He called his series "Congress: America's Criminal Class," and much of it reported straightforwardly on legal or ethical troubles of a few House and Senate members who were identified by name. Some were well-known cases going as far back as the 1960s. But the series also contained a few sensational paragraphs laying out numbers contained in this e-mail. And ever since, Thompson has steadfastly refused to document those numbers.
Where did he get them? For the record, here is what he stated in Part I of his series, dated Aug. 16, 1999:
Capitol Hill Blue, 1999: Over the past several months, researchers for Capitol Hill Blue have checked public records, past newspaper articles, civil court cases and criminal records of both current and recent members of the United States Congress (since 1992). We have talked with former associates and business partners who have been left out in the cold by people they thought were friends. …
All checks were made through public records. Our researchers were not allowed to break any laws or misrepresent themselves to obtain this information.
Where are the "Public" Records?
So if all this information is contained in "public records," then it should be a simple matter to cite specific sources and provide documentation. But Thompson rebuffed reporters who asked for such backup at the time his report was published. We contacted him recently, and he again declined to provide any documentation or to cite specific public sources. He still won't even name those he accused nearly 10 years ago.
Thompson told us in an e-mail sent April 18: "I've explained before that we did not run a list of names because we could not determine the outcome of all of the cases. Some civil and domestic matters are settled out of court and the settlements are sealed. Some were dropped. We ran the numbers to show a pattern."
We find that explanation hard to accept. For one thing, Thompson claimed to know the outcome in some categories. For example, he wrote then: "Our research found 117 current and recent members of the House and Senate who have run at least two businesses each that went bankrupt, often leaving business partners and creditors holding the bag." Now he won't say who the 117 are. So there is no way to check on the accuracy of his claim.

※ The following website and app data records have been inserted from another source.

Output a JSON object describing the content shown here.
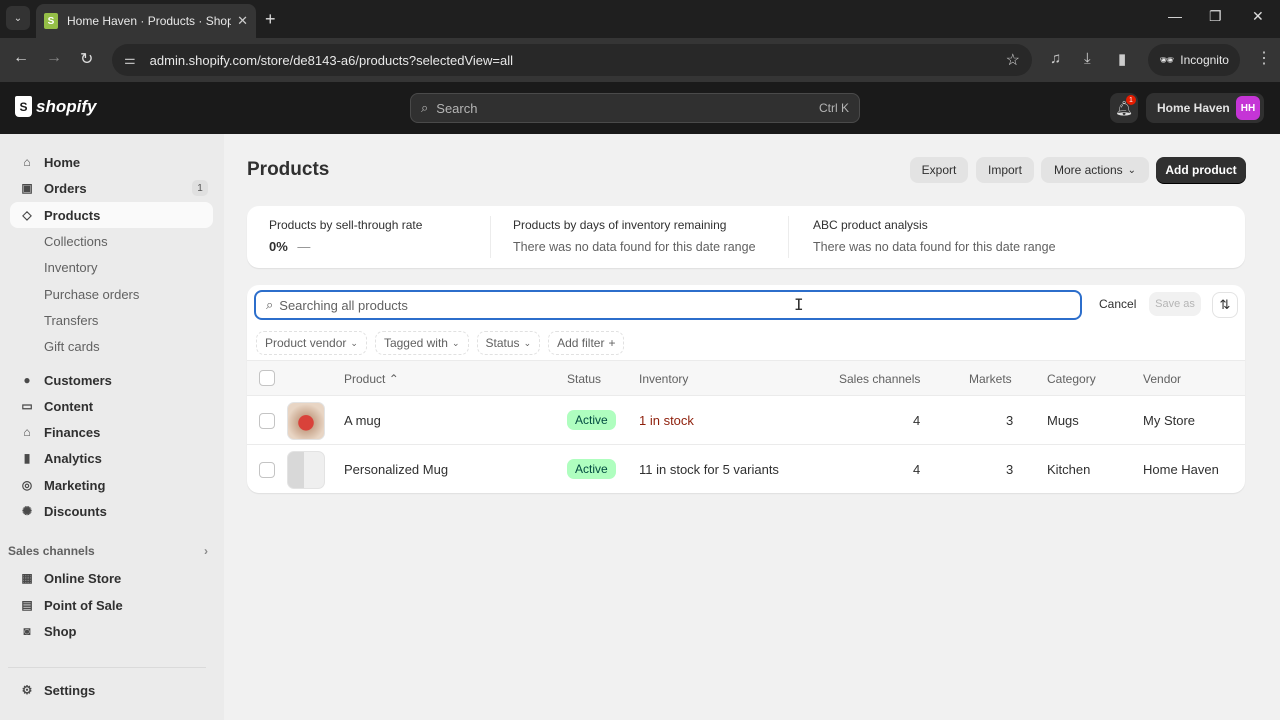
{
  "browser": {
    "tab_title": "Home Haven · Products · Shopify",
    "url": "admin.shopify.com/store/de8143-a6/products?selectedView=all",
    "incognito_label": "Incognito"
  },
  "topbar": {
    "logo_text": "shopify",
    "search_placeholder": "Search",
    "search_shortcut": "Ctrl K",
    "notification_count": "1",
    "store_name": "Home Haven",
    "avatar_initials": "HH"
  },
  "sidebar": {
    "items": [
      {
        "label": "Home",
        "icon": "home-icon"
      },
      {
        "label": "Orders",
        "icon": "inbox-icon",
        "count": "1"
      },
      {
        "label": "Products",
        "icon": "tag-icon",
        "active": true
      }
    ],
    "product_subitems": [
      "Collections",
      "Inventory",
      "Purchase orders",
      "Transfers",
      "Gift cards"
    ],
    "more_items": [
      {
        "label": "Customers",
        "icon": "person-icon"
      },
      {
        "label": "Content",
        "icon": "image-icon"
      },
      {
        "label": "Finances",
        "icon": "bank-icon"
      },
      {
        "label": "Analytics",
        "icon": "bar-chart-icon"
      },
      {
        "label": "Marketing",
        "icon": "target-icon"
      },
      {
        "label": "Discounts",
        "icon": "discount-icon"
      }
    ],
    "sales_channels_label": "Sales channels",
    "sales_channels": [
      {
        "label": "Online Store",
        "icon": "store-icon"
      },
      {
        "label": "Point of Sale",
        "icon": "pos-icon"
      },
      {
        "label": "Shop",
        "icon": "shop-icon"
      }
    ],
    "settings_label": "Settings"
  },
  "page": {
    "title": "Products",
    "actions": {
      "export": "Export",
      "import": "Import",
      "more_actions": "More actions",
      "add_product": "Add product"
    }
  },
  "metrics": [
    {
      "label": "Products by sell-through rate",
      "value": "0%",
      "trend": "—"
    },
    {
      "label": "Products by days of inventory remaining",
      "empty": "There was no data found for this date range"
    },
    {
      "label": "ABC product analysis",
      "empty": "There was no data found for this date range"
    }
  ],
  "filter_bar": {
    "search_placeholder": "Searching all products",
    "cancel": "Cancel",
    "save_as": "Save as",
    "filters": [
      "Product vendor",
      "Tagged with",
      "Status",
      "Add filter"
    ]
  },
  "table": {
    "columns": [
      "Product",
      "Status",
      "Inventory",
      "Sales channels",
      "Markets",
      "Category",
      "Vendor"
    ],
    "rows": [
      {
        "product": "A mug",
        "status": "Active",
        "inventory": "1 in stock",
        "sales_channels": "4",
        "markets": "3",
        "category": "Mugs",
        "vendor": "My Store"
      },
      {
        "product": "Personalized Mug",
        "status": "Active",
        "inventory": "11 in stock for 5 variants",
        "sales_channels": "4",
        "markets": "3",
        "category": "Kitchen",
        "vendor": "Home Haven"
      }
    ]
  },
  "colors": {
    "accent_focus": "#2c6ecb",
    "active_badge_bg": "#affebf",
    "low_stock_text": "#8e1f0b",
    "avatar_bg": "#c535d6"
  }
}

Says Thompson: "I'm proud of that series and I stand by every fact and item used in it." The fact remains, he won't document the numbers.
Footnote: Mangling Mark Twain
Thompson took the title of his series from a famous witticism by author Samuel Clemens, better known by his pen name, Mark Twain. But Thompson got the quote wrong.
He led off the series with these words: "America, Mark Twain once said, is a nation without a distinct criminal class 'with the possible exception of Congress.' "
What Twain actually wrote was this: "It could probably be shown by facts and figures that there is no distinctly native American criminal class except Congress."
You don't have to take our word for it. Unlike Thompson and the anonymous authors of viral e-mails, we cite our sources and link you to them whenever possible so you can check them out for yourself. Twain's quip appears as a heading to Chapter VIII of his 1897 book, "Following the Equator," and he attributed it to his fictional character Pudd'nhead Wilson. The full text of Twain's book, no longer covered by copyright, is available online at the Gutenberg Project.
Jackson, Brooks. "Did President Bush call the Constitution a "goddamned piece of paper?" FactCheck.org. 12 Dec 2007.
Thompson, Doug. "Congress: America's Criminal Class" Parts 1-V. Capitol Hill Blue Web site, 16 – 20 Aug 1999 (accessed 21 April 2009).
Thompson, Doug. Interview with author via e-mail, 18 – 21 April 2009.
Twain, Mark (Samuel Clemens). "Pudd'nhead Wilson's New Calendar." Qtd. in Twain, "Following the Equator," 1897. Project Gutenberg EBook edition released 18 Aug 2006.